BBC World Service’s Andy Gallagher reported this morning that there isn’t really any sense or signs of any kind of organised international aid relief, or search and rescue, in earthquake-stricken Haiti.
Haiti’s capital Port-au-Prince is seen from an aerial assessment mission by the American Red Cross.
BBC’s Gallagher, as he walked the rubble-strewn streets of Haiti:
…I barely saw anyone of any official capacity, just perhaps one Haitian police car and one Haitian ambulance.
…Still no signs of international aid..People keep asking me and stopping me and asking me, where is the help, where is the supplies, where are the promises that have been made? People just feel desperate, but more than anything else, for now completely alone.
People walk in the streets after the earthquake.

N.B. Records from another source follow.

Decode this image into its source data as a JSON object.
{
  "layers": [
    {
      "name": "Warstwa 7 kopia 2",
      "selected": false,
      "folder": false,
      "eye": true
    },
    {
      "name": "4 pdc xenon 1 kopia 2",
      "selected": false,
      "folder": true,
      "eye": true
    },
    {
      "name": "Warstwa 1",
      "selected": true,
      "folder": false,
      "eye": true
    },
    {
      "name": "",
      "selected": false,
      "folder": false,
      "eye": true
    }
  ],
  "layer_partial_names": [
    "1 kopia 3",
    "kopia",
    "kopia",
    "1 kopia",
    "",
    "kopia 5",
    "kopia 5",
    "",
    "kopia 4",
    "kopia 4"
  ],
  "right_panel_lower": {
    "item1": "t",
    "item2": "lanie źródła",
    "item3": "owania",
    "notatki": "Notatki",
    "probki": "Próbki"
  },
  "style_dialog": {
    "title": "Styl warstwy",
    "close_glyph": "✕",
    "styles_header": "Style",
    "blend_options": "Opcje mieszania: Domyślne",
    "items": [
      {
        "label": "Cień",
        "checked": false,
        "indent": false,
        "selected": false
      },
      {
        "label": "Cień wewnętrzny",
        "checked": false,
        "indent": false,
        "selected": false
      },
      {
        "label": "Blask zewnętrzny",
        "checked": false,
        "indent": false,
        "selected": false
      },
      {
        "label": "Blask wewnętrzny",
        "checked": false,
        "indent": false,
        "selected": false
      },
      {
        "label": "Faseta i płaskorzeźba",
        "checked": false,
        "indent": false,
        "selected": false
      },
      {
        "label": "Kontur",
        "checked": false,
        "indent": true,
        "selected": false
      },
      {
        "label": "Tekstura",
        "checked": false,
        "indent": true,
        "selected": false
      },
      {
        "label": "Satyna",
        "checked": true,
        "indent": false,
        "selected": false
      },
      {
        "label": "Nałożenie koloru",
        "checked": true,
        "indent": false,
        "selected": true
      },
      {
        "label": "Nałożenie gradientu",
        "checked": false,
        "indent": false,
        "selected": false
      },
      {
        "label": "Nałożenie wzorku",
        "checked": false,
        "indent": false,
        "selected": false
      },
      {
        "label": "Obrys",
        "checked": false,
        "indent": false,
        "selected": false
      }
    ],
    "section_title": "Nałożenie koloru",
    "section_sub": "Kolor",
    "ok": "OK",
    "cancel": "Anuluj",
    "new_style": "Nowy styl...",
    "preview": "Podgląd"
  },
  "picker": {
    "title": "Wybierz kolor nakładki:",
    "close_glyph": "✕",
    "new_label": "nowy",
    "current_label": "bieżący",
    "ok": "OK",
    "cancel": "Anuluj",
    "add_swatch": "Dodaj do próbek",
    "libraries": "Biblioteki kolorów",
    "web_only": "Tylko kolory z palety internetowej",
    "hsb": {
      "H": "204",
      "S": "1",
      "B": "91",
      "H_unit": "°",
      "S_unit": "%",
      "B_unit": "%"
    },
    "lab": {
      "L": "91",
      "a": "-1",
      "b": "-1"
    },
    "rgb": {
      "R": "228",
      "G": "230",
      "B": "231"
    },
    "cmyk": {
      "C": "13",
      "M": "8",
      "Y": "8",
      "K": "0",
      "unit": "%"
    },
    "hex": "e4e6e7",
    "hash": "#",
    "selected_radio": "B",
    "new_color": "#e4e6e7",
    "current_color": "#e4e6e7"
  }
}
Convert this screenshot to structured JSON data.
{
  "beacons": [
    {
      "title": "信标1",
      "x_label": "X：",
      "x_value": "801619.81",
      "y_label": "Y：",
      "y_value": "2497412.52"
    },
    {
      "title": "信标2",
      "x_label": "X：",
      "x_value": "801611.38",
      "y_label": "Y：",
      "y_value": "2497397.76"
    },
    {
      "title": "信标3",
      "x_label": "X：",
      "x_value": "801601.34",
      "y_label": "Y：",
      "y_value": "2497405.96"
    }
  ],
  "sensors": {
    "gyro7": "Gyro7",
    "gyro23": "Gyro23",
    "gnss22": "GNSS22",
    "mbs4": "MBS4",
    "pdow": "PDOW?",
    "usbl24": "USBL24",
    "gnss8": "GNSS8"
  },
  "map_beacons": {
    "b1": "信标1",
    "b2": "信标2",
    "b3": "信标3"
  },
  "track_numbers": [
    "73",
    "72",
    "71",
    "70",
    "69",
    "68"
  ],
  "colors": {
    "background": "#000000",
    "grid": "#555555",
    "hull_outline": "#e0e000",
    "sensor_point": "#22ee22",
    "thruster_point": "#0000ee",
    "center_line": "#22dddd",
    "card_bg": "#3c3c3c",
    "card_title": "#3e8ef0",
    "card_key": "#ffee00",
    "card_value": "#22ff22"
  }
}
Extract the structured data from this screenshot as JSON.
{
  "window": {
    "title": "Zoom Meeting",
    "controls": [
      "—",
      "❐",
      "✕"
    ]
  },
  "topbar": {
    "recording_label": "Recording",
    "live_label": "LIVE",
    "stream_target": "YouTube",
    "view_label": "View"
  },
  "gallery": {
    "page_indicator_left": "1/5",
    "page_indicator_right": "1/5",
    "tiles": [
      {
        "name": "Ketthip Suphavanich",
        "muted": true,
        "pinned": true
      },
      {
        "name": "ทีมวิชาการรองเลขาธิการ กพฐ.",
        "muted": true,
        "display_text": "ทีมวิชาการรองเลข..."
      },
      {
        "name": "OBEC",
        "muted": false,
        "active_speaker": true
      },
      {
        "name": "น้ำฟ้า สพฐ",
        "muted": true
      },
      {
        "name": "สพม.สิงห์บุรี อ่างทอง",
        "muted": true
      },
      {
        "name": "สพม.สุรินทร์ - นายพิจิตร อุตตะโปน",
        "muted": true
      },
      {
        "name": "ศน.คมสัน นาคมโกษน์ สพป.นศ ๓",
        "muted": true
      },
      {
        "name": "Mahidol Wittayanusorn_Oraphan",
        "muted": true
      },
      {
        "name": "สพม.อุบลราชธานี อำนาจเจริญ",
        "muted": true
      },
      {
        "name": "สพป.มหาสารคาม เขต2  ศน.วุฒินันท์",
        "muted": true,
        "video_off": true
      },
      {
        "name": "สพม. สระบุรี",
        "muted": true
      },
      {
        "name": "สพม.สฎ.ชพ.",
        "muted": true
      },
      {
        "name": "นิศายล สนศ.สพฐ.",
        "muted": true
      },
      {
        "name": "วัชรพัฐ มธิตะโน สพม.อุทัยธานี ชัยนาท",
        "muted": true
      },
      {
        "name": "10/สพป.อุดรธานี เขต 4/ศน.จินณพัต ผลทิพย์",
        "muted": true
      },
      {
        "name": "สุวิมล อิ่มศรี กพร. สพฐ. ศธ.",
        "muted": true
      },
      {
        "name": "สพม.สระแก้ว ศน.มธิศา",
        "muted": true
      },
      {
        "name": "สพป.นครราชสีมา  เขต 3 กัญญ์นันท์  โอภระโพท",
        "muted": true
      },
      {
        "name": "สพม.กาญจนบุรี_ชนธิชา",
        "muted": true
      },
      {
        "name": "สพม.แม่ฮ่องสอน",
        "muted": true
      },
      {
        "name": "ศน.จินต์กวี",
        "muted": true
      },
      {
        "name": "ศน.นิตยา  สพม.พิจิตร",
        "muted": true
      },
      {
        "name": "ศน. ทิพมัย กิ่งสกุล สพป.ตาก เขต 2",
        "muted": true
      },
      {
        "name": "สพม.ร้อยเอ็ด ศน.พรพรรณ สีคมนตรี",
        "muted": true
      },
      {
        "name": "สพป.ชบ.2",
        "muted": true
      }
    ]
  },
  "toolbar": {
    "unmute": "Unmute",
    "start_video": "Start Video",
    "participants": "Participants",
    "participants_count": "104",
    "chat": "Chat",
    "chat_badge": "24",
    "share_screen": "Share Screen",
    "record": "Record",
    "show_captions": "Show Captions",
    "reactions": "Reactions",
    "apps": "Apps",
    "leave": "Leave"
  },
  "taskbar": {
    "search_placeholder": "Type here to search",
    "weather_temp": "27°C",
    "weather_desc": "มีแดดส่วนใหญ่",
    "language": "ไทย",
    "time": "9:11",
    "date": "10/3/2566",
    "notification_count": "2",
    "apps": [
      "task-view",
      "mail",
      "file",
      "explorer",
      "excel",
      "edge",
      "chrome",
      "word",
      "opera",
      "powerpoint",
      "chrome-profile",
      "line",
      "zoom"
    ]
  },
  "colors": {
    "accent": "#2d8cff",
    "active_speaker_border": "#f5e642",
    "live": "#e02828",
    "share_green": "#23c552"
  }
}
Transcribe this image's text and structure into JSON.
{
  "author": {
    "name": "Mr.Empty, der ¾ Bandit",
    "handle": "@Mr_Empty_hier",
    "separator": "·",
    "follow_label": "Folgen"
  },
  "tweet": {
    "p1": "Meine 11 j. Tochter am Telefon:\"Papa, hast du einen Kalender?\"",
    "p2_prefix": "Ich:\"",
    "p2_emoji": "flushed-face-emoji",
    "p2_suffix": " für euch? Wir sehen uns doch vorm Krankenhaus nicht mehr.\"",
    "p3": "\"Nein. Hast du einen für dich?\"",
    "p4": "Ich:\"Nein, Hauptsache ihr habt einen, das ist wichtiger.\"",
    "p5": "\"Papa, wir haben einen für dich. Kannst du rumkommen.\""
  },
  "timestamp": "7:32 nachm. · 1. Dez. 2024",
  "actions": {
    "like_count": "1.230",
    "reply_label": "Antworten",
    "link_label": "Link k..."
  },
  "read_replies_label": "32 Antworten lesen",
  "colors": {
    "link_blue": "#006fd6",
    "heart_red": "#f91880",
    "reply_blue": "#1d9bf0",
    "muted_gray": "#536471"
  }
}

An injured women is seen at a makeshift field hospital in Port-au-Prince
Queried about reported problems getting aid into the international airport at Haiti, Gallagher said:
…I can hear what sounds like a C130 military plane either coming in or going out….definite activity there. The airport runway we were lead to believe was badly damaged in the earthquake but when I landed last night, it seems that the runway is fine, there is power at the airport, the runway lights do work at night, there were aircraft taking off and landing last night.
People wait in line for water from the fire department after the earthquake in Port-au-Prince, Haiti.
A casualty is identified with a makeshift toe tag on January 13, 2010 in Port-au-Prince, Haiti. (Photo by Frederic Dupoux/Getty Images).
A car remains parked outside the ruins of a cafe January 13, 2010 in Port-au-Prince, Haiti.
Outside the Villa Creole Hotel in Port-au-Prince, Haiti, Thursday, January 14, 2010, the injured from surrounding areas have come for shelter and medical attention by a medical NGO, Hope for Haiti. (Carl Juste/Miami Herald/MCT)
Haitian men transport a male earthquake victim after recovering him underneath debris in Port-au-Prince, Haiti. (Carl Juste/Miami Herald/MCT)
Haitian men transport a male earthquake victim after recovering him underneath debris in Port-au-Prince. (Carl Juste/Miami Herald/MCT)
Roselyn Joseph, left, gets help in placing the body of her daughter, Emanuela Aminise, 14, inside a coffin, in Port-au-Prince.(Carl Juste/Miami Herald/MCT).
A group of women mourn and react is disbelief as the body of the daughter of the woman in the center turns missing in Port-au-Prince.(Carl Juste/Miami Herald/MCT).
A woman whose leg was amputated tries to lie down on a make-shift bed inside the Eliazar Germain General Hospital where the injured seek medical help, but the medical facility has no doctors in Port-au-Prince. (Carl Juste/Miami Herald/MCT).
A man looks at the body of a dead man outside the Villa Creole Hotel in Port-au-Prince.
A young girl gets medical attention for her injuries outside the Villa Creole Hotel in Port-au-Prince.
A young boy tries to rest on his mother’s lap outside the Villa Creole Hotel
Gladys Loiuis Jeune is pulled alive from the rubble of her home after nearly 43 hours where she was greeted by her ecstatic daughter in Port-au-Prince. (Patrick Farrell/Miami Herald/MCT)
A woman reaches joyously to Gladys Louis Jeune.
The body of a person is trapped in the rubble of a home destroyed by the massive earthquake in Port-au-Prince, Haiti. Photo by Joe Raedle/Getty Images)
A man carrying a coffin through the streets. (Photo by Joe Raedle/Getty Images)
People look on as others search for survivors under a church in Port-au-Prince.(Photo by Joe Raedle/Getty Images)
Christopher Holmes from the Fairfax County Urban Search and Rescue searches for survivors in the rubble of a building in Port-au-Prince on 14th January.
A corpse is carried on a stretcher down a street.